Policy Forum 13 (April 2021)
Instead of a normal policy forum, we want to seize the opportunity to give a glimpse into some of our ongoing work here at the CFDS that highlights why more work in the Chinese financial and monetary system is so important.
Over the last decade with China’s ascent in economic power, there has been an increasing interest in the Chinese economy. For a current work we collected more than 30 papers that estimate monetary policy shocks – i.e., unexpected changes of the policy stance of the People’s Bank of China – and their effect on the Chinese economy. At first glance, it seems we – the scientific community – have quite a good idea about how monetary policy in China works. There is some controversy about the proper measurement of policy in China, since – unlike the US where the Federal Reserve Bank targets the federal funds rate – China does not have an official intermediate target. Some authors look at alternative interest rates that might fill that role, others look at money supply as the PBoC has been known to pay more attention to quantities than its Western counterparts, and a third group focuses on a narrative analysis of PBoC publications.
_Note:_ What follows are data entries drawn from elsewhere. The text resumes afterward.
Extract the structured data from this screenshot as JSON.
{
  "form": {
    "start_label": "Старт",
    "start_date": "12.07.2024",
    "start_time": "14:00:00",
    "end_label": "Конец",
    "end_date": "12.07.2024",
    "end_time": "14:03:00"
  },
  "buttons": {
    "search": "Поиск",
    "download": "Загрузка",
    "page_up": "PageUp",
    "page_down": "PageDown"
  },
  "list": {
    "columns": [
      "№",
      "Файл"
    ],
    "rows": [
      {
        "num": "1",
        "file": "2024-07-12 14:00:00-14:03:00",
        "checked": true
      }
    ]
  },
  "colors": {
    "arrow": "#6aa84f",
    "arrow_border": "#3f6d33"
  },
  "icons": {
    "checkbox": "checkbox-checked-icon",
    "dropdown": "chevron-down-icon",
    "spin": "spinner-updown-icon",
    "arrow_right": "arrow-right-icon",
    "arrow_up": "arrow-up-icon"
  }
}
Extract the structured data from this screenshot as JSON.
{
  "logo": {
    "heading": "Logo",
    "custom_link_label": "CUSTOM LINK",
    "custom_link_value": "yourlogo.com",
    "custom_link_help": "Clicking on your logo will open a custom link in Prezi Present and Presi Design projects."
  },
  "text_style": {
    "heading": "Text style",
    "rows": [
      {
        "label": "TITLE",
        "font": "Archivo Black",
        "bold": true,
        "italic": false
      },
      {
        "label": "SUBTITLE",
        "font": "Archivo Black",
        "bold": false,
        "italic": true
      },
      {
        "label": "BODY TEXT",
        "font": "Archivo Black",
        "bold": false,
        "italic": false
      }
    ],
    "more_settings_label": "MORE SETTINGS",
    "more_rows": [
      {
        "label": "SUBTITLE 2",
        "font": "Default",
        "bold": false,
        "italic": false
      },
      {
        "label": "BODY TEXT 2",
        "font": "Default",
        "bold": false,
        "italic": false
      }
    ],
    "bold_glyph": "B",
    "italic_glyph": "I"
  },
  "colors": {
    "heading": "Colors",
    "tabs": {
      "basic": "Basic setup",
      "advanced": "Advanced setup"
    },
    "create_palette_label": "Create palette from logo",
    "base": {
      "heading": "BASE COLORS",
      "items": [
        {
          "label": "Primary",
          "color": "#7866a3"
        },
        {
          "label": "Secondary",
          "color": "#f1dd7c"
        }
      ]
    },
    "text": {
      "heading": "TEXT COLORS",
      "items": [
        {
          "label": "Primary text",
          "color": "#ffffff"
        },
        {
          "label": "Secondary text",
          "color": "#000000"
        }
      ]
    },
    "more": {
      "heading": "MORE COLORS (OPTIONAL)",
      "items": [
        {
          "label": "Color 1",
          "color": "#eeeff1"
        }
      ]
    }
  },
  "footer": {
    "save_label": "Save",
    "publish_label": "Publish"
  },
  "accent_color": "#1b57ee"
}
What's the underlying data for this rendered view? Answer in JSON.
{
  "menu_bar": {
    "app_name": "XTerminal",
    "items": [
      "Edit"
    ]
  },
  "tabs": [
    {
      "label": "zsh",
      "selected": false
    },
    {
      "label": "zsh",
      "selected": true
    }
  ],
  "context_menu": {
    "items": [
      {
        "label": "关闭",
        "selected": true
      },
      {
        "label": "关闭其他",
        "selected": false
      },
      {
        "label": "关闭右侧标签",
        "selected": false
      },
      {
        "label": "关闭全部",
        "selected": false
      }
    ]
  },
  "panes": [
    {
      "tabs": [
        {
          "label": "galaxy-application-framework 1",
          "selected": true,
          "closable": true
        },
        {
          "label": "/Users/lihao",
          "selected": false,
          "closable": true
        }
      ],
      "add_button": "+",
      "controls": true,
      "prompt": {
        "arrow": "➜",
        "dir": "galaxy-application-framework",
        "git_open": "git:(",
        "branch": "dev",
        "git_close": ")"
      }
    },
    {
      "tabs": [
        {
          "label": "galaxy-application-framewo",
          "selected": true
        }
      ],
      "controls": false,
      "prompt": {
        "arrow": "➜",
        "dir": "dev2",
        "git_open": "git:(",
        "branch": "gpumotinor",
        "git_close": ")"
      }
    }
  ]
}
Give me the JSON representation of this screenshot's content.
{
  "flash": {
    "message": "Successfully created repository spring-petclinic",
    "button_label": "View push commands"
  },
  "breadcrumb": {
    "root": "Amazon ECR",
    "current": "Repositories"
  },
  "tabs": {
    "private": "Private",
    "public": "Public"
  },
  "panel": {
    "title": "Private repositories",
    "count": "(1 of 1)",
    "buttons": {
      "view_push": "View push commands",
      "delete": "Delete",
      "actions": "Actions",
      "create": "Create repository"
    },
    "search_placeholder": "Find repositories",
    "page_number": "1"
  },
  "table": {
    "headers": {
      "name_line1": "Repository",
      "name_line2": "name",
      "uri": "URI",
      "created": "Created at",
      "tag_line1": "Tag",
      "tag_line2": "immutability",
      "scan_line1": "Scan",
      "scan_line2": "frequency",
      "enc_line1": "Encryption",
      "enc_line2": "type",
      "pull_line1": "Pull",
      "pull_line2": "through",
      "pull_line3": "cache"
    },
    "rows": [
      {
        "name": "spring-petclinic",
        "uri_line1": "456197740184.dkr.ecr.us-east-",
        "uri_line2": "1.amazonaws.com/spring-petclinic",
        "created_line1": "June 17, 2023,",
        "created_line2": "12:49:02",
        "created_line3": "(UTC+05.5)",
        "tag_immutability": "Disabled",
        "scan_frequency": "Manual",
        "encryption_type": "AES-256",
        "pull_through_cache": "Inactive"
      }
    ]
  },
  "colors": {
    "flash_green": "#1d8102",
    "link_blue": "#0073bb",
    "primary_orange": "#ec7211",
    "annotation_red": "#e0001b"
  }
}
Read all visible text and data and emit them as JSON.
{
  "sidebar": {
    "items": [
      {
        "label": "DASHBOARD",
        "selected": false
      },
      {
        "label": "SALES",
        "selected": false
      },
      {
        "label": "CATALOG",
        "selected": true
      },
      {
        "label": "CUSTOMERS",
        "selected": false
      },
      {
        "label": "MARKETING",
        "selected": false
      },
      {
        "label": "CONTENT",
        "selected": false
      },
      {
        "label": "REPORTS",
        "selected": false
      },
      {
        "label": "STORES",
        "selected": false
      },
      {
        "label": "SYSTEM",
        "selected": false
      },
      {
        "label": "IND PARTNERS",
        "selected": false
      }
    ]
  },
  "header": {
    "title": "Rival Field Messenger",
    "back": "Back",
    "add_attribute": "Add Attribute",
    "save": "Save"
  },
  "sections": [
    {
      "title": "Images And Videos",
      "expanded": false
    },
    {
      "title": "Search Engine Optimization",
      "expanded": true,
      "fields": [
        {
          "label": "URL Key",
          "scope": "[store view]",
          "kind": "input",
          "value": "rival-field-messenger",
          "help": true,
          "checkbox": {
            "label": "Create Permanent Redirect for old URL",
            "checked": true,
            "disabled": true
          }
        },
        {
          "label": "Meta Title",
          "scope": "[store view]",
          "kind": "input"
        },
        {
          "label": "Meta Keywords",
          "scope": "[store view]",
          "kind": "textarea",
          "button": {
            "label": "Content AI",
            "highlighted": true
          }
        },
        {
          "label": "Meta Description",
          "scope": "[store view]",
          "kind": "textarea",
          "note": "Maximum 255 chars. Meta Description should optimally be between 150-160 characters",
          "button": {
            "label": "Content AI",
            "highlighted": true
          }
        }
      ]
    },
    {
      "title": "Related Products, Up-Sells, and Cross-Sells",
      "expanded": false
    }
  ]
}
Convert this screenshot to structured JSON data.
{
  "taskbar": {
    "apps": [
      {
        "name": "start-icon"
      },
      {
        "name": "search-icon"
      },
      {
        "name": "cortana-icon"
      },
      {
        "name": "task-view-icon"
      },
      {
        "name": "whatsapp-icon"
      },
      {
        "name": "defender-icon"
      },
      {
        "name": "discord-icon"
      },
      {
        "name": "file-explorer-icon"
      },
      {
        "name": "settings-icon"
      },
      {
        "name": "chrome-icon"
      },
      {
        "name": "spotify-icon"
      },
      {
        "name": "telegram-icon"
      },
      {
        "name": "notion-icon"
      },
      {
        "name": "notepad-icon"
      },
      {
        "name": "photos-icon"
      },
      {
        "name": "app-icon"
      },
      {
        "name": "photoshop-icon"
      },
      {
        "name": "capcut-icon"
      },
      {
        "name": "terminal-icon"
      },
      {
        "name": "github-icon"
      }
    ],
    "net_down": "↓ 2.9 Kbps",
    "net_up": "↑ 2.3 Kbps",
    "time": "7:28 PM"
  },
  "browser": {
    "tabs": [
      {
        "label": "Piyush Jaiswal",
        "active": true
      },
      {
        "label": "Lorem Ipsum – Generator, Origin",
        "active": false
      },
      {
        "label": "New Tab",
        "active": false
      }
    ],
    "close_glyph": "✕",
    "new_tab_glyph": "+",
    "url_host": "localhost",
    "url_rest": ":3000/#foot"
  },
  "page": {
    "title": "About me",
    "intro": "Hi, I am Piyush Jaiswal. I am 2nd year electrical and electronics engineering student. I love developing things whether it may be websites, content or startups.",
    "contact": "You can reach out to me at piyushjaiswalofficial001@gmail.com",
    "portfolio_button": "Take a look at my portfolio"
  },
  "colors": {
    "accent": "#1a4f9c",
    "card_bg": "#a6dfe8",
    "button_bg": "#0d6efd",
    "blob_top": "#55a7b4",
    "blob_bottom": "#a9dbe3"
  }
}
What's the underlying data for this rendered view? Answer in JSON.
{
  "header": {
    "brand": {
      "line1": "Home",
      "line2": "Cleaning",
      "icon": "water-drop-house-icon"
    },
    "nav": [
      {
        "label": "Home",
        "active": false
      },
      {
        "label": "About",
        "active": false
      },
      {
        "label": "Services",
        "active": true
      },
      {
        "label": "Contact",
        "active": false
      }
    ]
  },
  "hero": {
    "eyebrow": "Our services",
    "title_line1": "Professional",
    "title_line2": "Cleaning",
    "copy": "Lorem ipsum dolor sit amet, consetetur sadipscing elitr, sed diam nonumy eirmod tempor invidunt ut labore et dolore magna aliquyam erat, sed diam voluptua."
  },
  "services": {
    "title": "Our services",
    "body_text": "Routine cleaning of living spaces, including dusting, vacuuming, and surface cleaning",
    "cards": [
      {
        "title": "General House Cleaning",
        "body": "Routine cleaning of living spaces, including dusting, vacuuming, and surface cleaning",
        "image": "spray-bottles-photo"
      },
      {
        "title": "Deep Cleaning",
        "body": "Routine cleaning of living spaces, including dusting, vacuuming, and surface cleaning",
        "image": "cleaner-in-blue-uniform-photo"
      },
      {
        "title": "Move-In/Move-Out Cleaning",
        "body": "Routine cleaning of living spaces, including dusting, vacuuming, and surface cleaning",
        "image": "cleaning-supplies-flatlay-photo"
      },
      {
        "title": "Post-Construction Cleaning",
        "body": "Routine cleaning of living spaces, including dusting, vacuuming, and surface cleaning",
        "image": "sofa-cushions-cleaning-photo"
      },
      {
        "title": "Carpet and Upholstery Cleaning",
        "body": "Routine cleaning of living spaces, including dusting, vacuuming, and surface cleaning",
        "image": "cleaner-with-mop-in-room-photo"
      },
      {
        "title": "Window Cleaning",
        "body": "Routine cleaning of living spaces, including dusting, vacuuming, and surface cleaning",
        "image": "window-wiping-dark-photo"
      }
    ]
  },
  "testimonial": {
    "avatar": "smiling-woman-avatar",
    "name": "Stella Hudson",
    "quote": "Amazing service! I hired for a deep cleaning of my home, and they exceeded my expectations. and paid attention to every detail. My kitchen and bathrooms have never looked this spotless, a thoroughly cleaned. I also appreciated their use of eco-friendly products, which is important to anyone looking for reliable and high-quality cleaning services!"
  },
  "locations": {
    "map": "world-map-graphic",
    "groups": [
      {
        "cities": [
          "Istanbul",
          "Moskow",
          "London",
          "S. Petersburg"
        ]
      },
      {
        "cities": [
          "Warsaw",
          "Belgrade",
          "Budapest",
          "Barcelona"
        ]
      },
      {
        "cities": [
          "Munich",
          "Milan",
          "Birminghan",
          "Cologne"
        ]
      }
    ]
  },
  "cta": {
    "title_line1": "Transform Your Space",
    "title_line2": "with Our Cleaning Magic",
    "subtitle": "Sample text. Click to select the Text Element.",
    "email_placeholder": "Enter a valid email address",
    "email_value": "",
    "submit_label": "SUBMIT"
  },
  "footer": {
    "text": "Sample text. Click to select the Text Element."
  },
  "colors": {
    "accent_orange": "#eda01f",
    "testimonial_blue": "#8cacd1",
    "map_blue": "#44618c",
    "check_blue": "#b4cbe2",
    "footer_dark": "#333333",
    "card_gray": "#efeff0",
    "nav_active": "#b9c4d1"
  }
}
But despite those differences, most studies find the expected outcomes in terms of the response of prices and production, suggesting that the different methodologies merely approach the same issues from slightly different angles.